▶ _Assignment_: Each record has to be repeated exactly as given.

▶ _Input material_:
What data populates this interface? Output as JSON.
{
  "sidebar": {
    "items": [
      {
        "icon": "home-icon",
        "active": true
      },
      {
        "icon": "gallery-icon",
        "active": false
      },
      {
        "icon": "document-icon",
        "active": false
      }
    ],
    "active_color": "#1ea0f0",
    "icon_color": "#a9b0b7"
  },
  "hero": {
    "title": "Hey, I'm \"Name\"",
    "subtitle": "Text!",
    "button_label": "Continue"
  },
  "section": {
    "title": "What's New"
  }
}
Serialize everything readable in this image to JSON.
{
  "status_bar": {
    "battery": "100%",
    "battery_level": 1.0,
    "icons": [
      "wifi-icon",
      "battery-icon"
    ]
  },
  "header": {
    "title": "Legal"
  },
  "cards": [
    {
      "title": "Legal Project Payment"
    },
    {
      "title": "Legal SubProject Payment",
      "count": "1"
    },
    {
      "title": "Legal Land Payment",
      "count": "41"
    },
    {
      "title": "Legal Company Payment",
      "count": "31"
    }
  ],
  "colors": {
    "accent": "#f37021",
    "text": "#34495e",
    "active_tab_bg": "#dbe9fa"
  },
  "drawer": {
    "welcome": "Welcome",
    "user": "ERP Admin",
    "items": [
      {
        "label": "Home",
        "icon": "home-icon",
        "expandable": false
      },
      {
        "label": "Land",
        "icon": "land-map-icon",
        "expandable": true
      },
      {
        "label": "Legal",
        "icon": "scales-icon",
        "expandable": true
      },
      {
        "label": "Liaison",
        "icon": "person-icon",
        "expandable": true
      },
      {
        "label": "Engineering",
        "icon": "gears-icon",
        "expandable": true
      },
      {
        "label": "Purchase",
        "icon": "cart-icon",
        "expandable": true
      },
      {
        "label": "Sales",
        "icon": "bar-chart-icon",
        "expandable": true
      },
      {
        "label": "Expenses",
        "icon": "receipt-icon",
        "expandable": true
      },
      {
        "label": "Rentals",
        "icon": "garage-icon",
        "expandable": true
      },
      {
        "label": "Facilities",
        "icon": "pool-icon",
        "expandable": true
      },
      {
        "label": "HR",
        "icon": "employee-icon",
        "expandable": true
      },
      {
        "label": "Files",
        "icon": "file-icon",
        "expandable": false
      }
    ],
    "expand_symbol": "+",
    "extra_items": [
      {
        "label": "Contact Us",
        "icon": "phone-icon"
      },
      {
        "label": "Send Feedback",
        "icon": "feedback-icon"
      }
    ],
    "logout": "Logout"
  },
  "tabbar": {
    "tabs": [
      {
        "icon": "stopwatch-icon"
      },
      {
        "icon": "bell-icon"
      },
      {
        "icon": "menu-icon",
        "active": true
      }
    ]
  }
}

▶ _Response_:
What data populates this interface? Output as JSON.
{
  "sidebar": {
    "items": [
      {
        "icon": "home-icon",
        "active": true
      },
      {
        "icon": "gallery-icon",
        "active": false
      },
      {
        "icon": "document-icon",
        "active": false
      }
    ],
    "active_color": "#1ea0f0",
    "icon_color": "#a9b0b7"
  },
  "hero": {
    "title": "Hey, I'm \"Name\"",
    "subtitle": "Text!",
    "button_label": "Continue"
  },
  "section": {
    "title": "What's New"
  }
}
Serialize everything readable in this image to JSON.
{
  "status_bar": {
    "battery": "100%",
    "battery_level": 1.0,
    "icons": [
      "wifi-icon",
      "battery-icon"
    ]
  },
  "header": {
    "title": "Legal"
  },
  "cards": [
    {
      "title": "Legal Project Payment"
    },
    {
      "title": "Legal SubProject Payment",
      "count": "1"
    },
    {
      "title": "Legal Land Payment",
      "count": "41"
    },
    {
      "title": "Legal Company Payment",
      "count": "31"
    }
  ],
  "colors": {
    "accent": "#f37021",
    "text": "#34495e",
    "active_tab_bg": "#dbe9fa"
  },
  "drawer": {
    "welcome": "Welcome",
    "user": "ERP Admin",
    "items": [
      {
        "label": "Home",
        "icon": "home-icon",
        "expandable": false
      },
      {
        "label": "Land",
        "icon": "land-map-icon",
        "expandable": true
      },
      {
        "label": "Legal",
        "icon": "scales-icon",
        "expandable": true
      },
      {
        "label": "Liaison",
        "icon": "person-icon",
        "expandable": true
      },
      {
        "label": "Engineering",
        "icon": "gears-icon",
        "expandable": true
      },
      {
        "label": "Purchase",
        "icon": "cart-icon",
        "expandable": true
      },
      {
        "label": "Sales",
        "icon": "bar-chart-icon",
        "expandable": true
      },
      {
        "label": "Expenses",
        "icon": "receipt-icon",
        "expandable": true
      },
      {
        "label": "Rentals",
        "icon": "garage-icon",
        "expandable": true
      },
      {
        "label": "Facilities",
        "icon": "pool-icon",
        "expandable": true
      },
      {
        "label": "HR",
        "icon": "employee-icon",
        "expandable": true
      },
      {
        "label": "Files",
        "icon": "file-icon",
        "expandable": false
      }
    ],
    "expand_symbol": "+",
    "extra_items": [
      {
        "label": "Contact Us",
        "icon": "phone-icon"
      },
      {
        "label": "Send Feedback",
        "icon": "feedback-icon"
      }
    ],
    "logout": "Logout"
  },
  "tabbar": {
    "tabs": [
      {
        "icon": "stopwatch-icon"
      },
      {
        "icon": "bell-icon"
      },
      {
        "icon": "menu-icon",
        "active": true
      }
    ]
  }
}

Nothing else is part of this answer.